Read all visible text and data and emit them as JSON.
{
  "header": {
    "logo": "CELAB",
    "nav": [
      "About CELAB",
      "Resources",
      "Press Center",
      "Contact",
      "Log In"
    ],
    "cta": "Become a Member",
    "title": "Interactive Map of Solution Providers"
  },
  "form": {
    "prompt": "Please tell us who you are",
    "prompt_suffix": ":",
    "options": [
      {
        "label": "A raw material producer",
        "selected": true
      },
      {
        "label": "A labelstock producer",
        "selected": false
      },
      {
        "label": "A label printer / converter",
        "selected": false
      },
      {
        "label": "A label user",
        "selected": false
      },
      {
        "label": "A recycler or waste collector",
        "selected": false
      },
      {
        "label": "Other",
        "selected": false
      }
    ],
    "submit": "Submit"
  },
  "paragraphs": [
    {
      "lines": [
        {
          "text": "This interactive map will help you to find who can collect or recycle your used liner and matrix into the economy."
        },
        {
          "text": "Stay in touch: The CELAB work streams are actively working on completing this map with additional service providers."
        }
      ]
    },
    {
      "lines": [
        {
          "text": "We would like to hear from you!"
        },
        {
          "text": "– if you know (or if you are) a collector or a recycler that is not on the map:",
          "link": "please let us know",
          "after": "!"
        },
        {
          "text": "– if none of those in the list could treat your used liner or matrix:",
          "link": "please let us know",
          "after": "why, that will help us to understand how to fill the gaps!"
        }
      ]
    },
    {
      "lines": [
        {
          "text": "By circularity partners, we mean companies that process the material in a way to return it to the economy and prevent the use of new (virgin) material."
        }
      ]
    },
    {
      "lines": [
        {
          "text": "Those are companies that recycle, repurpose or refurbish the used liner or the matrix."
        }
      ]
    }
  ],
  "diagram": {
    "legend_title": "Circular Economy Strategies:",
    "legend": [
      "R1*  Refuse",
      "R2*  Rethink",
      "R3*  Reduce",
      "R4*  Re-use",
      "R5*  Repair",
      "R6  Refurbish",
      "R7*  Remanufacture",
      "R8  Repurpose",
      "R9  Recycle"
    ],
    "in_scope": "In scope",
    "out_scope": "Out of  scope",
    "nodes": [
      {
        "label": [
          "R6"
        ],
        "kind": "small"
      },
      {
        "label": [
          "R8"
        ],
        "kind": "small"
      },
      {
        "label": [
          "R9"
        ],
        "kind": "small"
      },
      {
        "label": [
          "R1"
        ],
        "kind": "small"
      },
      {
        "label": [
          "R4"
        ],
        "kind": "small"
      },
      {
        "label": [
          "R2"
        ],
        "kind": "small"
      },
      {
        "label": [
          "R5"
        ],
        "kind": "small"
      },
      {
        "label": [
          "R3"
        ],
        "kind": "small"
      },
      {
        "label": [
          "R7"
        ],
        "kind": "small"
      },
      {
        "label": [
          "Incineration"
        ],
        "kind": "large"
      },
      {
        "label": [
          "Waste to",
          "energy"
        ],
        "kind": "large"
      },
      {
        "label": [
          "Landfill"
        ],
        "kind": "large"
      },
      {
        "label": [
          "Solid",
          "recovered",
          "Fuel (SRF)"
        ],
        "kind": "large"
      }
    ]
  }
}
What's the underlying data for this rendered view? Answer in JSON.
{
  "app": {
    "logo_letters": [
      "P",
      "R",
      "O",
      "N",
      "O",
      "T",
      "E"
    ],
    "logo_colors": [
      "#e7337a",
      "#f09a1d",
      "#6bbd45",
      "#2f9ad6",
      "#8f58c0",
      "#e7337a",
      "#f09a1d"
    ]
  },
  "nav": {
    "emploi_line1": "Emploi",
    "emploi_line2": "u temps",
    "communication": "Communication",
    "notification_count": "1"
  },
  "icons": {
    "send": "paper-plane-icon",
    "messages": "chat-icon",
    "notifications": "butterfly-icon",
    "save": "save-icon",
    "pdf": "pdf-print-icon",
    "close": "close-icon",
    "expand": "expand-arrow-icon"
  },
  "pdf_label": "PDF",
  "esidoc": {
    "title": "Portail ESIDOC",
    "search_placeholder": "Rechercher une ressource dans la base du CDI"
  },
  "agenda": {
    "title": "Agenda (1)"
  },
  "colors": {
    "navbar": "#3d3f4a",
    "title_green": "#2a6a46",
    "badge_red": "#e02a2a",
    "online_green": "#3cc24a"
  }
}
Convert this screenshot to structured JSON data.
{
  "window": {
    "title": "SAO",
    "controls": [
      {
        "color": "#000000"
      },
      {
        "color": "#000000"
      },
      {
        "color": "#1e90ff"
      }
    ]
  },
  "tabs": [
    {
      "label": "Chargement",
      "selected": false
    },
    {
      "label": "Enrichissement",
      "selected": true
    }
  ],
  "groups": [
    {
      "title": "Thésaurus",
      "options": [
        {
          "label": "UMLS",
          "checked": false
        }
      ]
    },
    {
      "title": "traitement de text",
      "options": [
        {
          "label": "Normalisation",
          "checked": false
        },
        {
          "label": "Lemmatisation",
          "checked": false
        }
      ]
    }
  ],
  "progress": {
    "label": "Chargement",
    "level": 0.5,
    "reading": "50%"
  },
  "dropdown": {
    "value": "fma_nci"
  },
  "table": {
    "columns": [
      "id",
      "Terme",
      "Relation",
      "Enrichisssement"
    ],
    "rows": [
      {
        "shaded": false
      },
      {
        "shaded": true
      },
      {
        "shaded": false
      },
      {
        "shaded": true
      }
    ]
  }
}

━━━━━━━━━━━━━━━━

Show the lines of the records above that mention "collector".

        "label": "A recycler or waste collector",
          "text": "– if you know (or if you are) a collector or a recycler that is not on the map:",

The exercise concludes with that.